(Component data from apps and pages)
=-=-=

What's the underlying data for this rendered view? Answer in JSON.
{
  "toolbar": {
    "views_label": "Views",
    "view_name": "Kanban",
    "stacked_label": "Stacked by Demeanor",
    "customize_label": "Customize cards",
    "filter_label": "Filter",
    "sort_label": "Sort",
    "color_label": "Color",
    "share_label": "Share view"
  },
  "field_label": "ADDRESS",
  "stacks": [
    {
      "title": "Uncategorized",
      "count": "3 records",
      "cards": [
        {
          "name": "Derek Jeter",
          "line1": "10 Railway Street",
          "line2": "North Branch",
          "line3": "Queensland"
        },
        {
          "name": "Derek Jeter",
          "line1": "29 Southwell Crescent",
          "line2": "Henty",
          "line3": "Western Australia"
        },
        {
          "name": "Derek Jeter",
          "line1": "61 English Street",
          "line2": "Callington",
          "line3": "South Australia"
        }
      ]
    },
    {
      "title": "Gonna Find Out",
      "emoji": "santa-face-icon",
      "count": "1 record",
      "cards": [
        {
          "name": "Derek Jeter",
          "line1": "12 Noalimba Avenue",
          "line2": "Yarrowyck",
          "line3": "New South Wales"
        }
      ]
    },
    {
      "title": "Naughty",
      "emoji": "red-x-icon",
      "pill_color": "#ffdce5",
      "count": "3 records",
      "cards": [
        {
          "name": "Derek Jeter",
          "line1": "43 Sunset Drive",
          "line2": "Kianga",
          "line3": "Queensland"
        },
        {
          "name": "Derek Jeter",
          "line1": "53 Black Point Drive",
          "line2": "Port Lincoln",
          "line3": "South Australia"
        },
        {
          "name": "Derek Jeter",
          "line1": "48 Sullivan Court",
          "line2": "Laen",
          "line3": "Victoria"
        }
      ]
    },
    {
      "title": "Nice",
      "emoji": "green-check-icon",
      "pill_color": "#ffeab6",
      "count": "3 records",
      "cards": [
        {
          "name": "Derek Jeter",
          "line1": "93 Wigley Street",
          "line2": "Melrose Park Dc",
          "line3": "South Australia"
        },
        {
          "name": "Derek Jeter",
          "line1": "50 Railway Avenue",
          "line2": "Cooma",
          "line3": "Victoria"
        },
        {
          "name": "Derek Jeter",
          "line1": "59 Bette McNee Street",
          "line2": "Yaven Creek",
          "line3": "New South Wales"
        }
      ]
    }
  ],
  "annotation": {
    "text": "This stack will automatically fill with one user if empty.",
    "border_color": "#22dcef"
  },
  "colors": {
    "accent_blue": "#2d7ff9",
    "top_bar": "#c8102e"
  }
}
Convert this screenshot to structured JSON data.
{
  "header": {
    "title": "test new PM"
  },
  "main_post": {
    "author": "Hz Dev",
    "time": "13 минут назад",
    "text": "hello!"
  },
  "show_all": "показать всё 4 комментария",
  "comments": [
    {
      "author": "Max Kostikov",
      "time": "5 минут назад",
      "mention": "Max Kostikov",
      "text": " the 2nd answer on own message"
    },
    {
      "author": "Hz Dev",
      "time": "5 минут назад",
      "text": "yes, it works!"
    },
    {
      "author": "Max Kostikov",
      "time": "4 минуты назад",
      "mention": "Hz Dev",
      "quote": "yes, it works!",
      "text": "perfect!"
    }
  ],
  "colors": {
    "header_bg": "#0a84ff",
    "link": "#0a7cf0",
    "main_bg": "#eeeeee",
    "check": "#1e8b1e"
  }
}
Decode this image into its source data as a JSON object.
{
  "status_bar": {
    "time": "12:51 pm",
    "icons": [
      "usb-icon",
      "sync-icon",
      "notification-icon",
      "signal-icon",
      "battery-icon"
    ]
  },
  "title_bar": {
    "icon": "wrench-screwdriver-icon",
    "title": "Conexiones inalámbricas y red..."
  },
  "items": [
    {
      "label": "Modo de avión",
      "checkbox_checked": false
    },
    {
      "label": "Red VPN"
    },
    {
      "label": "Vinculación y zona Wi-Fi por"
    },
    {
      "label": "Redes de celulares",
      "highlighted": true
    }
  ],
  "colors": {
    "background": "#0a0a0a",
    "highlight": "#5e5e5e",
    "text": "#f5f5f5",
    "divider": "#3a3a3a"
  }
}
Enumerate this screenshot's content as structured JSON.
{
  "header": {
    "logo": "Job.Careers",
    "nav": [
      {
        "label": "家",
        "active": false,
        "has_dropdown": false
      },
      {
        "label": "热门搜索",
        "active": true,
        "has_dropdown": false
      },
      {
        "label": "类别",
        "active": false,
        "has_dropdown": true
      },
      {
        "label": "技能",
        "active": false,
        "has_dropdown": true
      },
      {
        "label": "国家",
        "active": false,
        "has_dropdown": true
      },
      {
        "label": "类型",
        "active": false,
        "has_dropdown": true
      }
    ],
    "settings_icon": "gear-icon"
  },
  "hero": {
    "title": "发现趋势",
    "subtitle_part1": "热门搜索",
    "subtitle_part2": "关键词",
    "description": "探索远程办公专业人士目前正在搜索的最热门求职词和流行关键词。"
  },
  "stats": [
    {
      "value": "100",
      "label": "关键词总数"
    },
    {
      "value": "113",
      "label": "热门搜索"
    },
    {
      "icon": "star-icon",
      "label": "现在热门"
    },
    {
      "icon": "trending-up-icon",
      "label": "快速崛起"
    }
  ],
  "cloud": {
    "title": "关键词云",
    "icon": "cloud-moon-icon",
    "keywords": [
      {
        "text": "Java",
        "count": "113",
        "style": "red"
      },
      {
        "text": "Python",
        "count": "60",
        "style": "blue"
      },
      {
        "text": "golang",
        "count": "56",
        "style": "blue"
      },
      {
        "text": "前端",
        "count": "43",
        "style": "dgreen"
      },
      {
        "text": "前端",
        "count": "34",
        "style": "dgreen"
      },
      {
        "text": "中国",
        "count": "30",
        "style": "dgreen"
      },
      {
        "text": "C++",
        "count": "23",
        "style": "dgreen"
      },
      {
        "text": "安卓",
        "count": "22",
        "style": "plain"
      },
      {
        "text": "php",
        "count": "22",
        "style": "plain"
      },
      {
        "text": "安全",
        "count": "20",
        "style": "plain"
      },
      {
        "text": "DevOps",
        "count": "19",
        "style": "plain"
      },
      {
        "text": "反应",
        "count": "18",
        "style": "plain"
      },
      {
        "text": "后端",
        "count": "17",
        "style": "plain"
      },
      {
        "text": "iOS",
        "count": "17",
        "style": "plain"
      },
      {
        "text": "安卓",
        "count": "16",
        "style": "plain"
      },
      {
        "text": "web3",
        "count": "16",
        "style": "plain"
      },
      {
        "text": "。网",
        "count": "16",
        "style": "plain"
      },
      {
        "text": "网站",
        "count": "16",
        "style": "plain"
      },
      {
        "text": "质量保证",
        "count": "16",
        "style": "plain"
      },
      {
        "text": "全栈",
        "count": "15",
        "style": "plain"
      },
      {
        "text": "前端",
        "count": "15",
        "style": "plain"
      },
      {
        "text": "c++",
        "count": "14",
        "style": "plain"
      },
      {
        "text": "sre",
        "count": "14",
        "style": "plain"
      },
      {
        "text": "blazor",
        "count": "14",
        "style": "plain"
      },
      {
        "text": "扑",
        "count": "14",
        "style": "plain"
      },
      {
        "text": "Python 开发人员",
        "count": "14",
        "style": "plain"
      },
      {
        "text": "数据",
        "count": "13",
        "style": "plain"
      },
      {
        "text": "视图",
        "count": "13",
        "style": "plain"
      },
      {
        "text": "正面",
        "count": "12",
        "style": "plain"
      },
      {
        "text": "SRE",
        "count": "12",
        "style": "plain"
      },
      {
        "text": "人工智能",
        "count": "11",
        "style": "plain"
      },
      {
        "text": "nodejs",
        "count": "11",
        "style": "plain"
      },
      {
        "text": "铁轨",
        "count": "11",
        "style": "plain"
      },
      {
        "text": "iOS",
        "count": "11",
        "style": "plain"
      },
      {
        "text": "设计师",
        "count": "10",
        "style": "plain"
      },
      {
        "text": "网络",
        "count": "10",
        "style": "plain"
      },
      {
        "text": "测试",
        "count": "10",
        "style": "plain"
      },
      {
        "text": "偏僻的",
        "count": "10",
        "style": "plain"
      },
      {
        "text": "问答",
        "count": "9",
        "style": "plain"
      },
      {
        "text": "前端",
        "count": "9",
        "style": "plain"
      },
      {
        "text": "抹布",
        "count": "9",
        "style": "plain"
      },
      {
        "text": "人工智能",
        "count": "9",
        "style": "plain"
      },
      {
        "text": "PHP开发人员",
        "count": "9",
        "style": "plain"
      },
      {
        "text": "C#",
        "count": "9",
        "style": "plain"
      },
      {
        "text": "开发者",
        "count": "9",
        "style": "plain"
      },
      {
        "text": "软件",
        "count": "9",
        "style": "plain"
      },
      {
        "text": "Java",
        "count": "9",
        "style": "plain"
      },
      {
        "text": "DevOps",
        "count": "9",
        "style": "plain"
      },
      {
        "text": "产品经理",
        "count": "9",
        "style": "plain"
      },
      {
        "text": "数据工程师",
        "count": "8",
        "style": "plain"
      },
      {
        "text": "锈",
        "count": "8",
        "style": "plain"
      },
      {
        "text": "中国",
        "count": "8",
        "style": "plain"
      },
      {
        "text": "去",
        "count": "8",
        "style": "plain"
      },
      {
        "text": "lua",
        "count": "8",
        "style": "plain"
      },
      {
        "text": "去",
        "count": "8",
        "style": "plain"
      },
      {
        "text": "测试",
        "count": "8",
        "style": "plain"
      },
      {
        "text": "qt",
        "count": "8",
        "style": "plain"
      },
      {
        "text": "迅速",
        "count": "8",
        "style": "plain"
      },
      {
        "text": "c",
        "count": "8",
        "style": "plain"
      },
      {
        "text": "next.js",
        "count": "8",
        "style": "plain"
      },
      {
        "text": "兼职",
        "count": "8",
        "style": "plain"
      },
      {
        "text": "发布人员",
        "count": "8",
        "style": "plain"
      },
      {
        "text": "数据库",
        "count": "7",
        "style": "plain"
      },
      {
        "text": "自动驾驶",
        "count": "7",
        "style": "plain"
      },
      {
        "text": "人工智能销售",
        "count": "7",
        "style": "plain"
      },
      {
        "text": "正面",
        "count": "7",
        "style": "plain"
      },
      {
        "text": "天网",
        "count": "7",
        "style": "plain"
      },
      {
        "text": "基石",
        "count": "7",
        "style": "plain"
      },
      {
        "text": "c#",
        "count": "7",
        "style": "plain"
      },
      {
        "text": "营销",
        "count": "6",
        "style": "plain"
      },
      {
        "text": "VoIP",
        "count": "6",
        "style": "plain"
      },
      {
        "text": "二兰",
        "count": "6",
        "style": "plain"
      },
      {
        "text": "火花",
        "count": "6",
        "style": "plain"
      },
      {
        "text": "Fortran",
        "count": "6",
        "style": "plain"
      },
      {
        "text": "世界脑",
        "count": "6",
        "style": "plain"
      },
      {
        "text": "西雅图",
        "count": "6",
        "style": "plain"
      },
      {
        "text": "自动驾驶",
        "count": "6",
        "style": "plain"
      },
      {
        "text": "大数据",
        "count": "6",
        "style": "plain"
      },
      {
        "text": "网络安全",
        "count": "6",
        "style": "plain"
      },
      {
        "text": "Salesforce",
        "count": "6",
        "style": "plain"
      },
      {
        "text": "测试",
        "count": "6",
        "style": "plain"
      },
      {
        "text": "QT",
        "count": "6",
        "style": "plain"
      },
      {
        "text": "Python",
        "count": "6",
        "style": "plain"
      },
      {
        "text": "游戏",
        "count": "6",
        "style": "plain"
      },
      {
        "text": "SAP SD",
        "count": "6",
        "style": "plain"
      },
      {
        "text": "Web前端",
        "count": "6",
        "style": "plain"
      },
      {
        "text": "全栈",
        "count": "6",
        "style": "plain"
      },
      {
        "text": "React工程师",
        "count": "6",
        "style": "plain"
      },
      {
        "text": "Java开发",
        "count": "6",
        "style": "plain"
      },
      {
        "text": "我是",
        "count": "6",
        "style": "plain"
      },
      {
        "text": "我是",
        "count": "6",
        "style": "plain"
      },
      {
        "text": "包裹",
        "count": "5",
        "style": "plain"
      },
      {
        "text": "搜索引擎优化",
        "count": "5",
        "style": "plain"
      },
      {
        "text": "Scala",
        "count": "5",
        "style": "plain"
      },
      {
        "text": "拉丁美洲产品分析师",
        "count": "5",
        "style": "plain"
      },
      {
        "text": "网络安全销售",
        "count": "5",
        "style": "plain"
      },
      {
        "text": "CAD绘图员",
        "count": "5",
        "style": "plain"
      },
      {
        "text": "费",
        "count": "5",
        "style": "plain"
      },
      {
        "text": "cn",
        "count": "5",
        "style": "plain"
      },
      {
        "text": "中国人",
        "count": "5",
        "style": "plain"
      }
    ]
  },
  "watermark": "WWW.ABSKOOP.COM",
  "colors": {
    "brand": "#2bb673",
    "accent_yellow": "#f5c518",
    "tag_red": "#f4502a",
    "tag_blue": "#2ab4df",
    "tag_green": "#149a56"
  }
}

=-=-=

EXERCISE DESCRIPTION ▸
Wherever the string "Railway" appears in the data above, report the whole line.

EXERCISE RESULT ▸
          "line1": "10 Railway Street",
          "line1": "50 Railway Avenue",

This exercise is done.